| RECORDED DATA |
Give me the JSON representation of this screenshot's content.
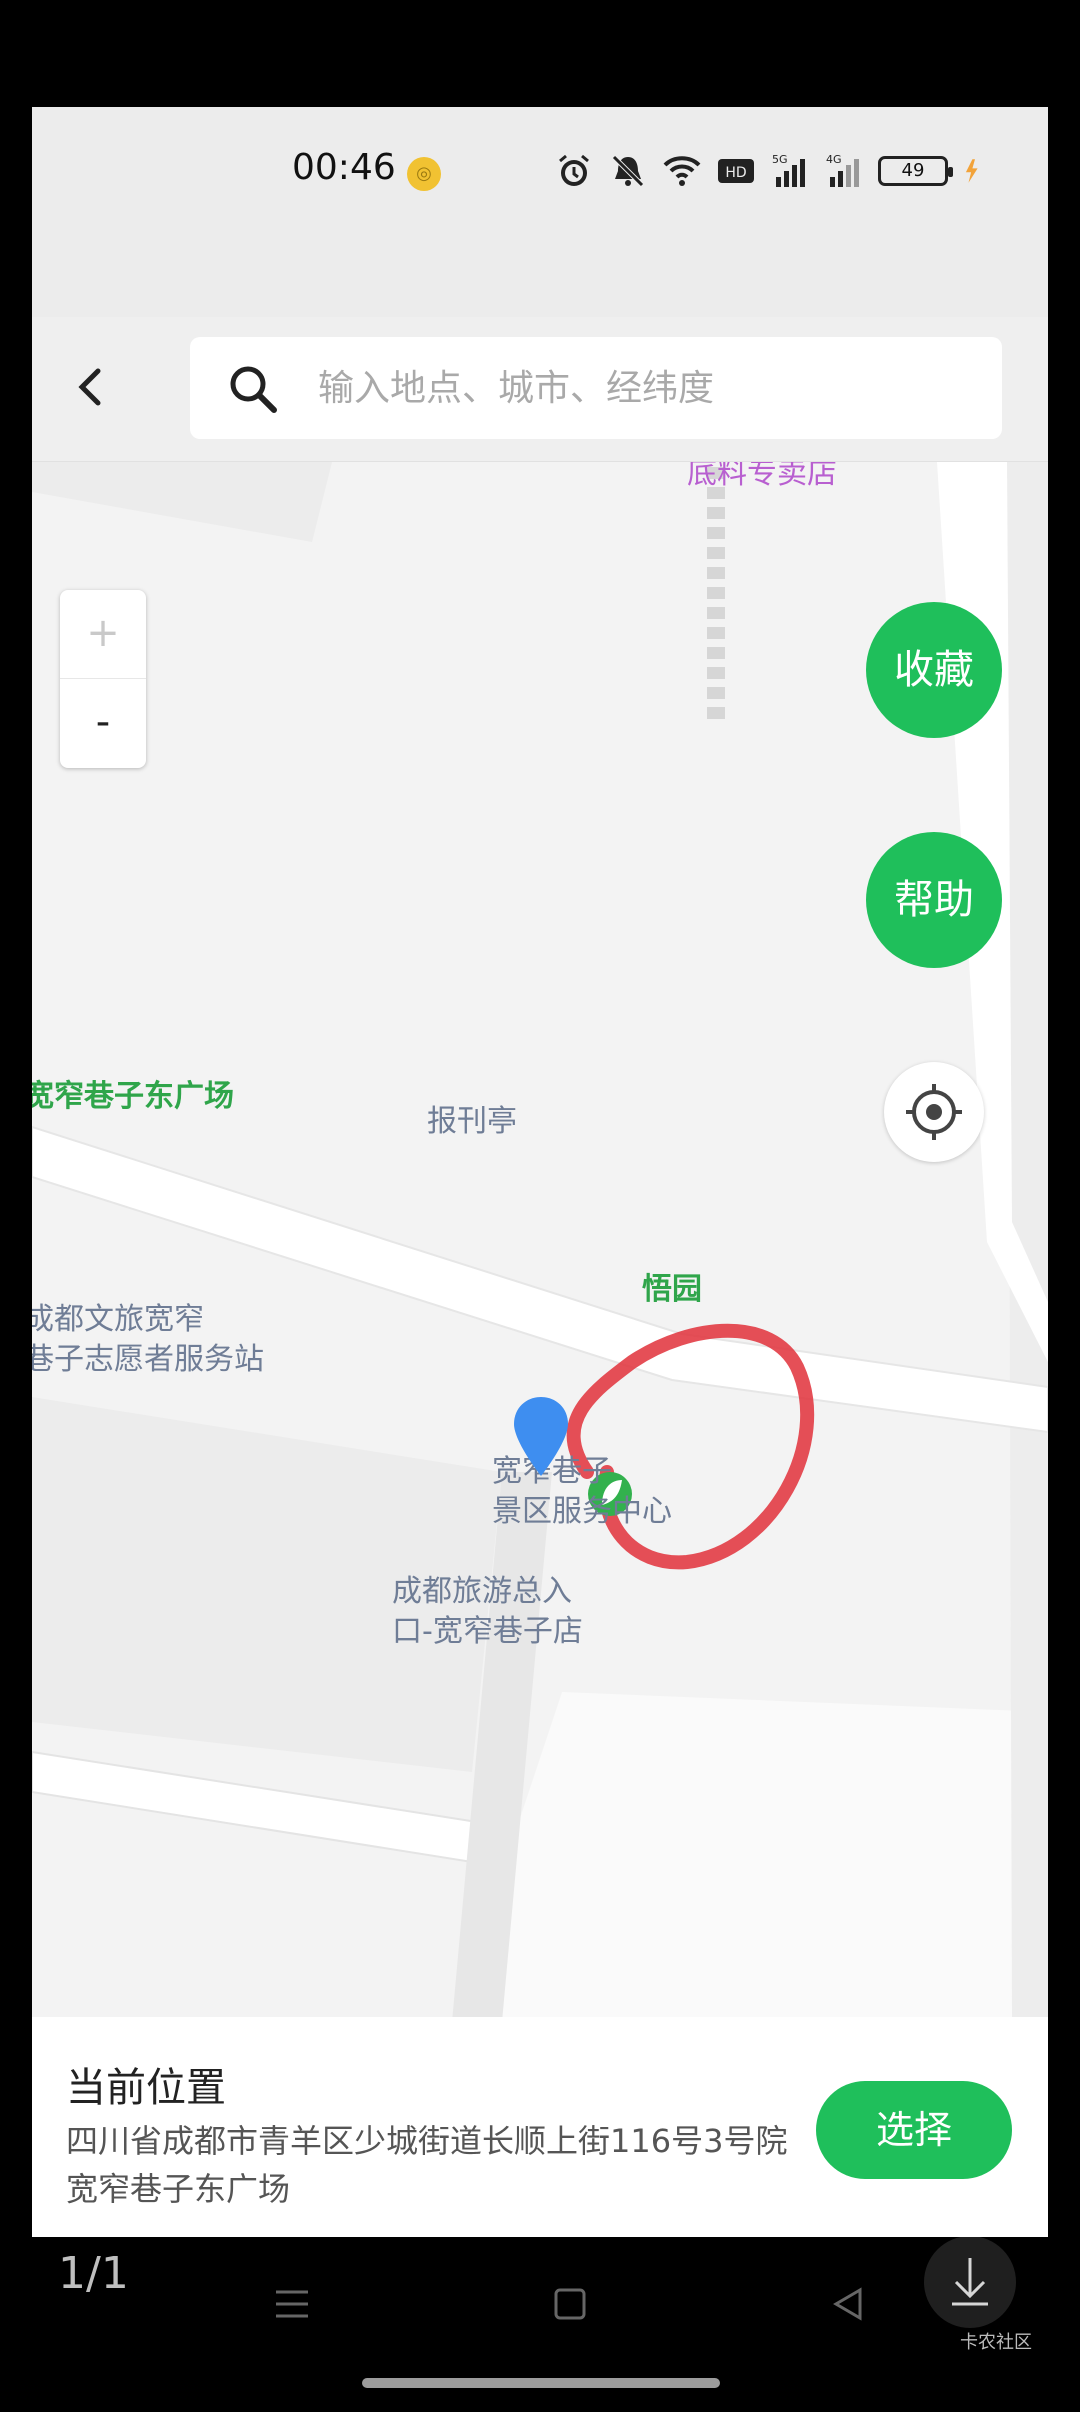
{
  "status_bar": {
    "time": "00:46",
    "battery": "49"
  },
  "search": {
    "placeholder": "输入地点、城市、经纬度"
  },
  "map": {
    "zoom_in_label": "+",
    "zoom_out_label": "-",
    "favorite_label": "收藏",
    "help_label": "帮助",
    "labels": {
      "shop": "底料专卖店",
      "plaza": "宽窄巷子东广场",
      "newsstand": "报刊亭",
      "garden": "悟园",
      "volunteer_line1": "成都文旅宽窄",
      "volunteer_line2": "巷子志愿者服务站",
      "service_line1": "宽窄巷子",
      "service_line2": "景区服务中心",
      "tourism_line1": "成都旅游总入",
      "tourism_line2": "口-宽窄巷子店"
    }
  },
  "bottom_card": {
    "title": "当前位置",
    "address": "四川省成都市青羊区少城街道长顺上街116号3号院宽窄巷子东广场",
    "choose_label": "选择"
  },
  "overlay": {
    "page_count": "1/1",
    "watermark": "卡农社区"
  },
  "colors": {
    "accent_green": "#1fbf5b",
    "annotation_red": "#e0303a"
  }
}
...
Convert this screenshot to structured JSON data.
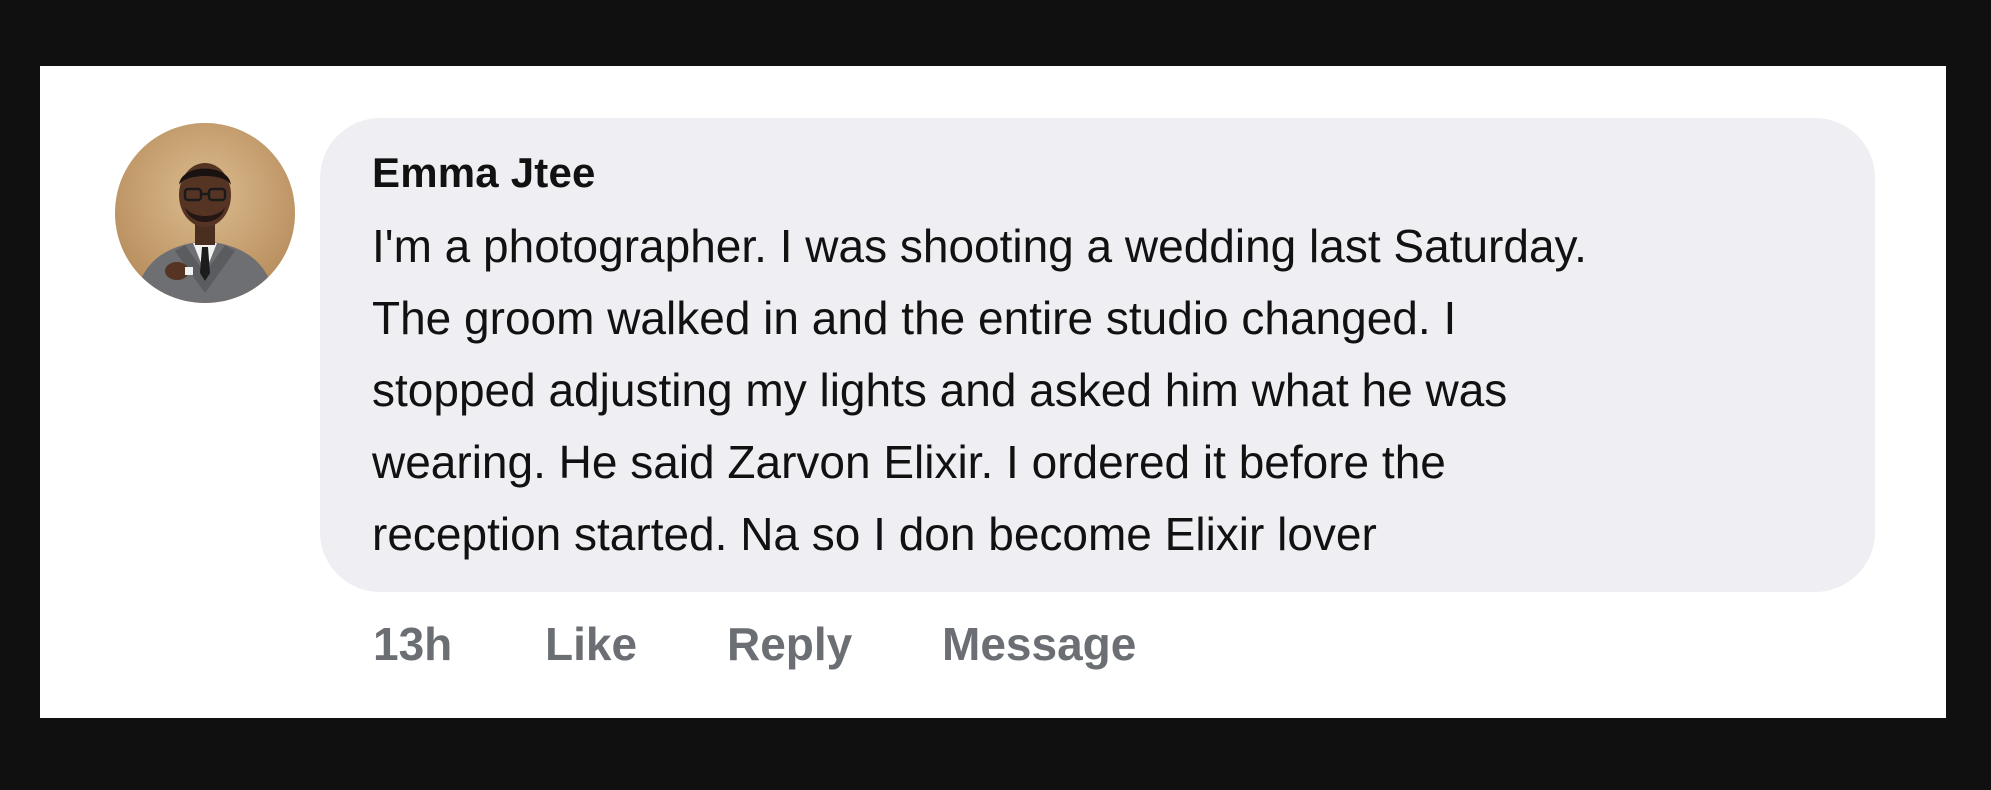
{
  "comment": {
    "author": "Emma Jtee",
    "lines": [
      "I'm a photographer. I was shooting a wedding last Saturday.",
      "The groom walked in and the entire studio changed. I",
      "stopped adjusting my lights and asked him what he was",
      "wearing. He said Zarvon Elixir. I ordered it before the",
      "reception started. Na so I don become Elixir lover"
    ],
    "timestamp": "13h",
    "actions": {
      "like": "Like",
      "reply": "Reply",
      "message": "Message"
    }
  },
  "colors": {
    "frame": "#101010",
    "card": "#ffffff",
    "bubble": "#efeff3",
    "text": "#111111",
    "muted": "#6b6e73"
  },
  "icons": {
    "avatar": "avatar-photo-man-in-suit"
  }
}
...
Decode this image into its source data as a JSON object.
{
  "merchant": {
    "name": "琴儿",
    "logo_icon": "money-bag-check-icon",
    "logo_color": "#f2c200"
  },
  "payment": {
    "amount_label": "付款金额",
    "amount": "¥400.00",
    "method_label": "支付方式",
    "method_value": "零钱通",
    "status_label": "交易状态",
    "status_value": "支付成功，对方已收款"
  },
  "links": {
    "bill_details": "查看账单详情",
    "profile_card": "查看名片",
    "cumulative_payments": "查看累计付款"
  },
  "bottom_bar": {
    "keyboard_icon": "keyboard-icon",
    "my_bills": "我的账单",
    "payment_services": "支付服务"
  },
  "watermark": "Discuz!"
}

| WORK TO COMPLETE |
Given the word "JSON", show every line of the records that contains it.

| EXERCISE ANSWER |
Give me the JSON representation of this screenshot's content.
Convert this screenshot to structured JSON data.
Decode this image into its source data as a JSON object.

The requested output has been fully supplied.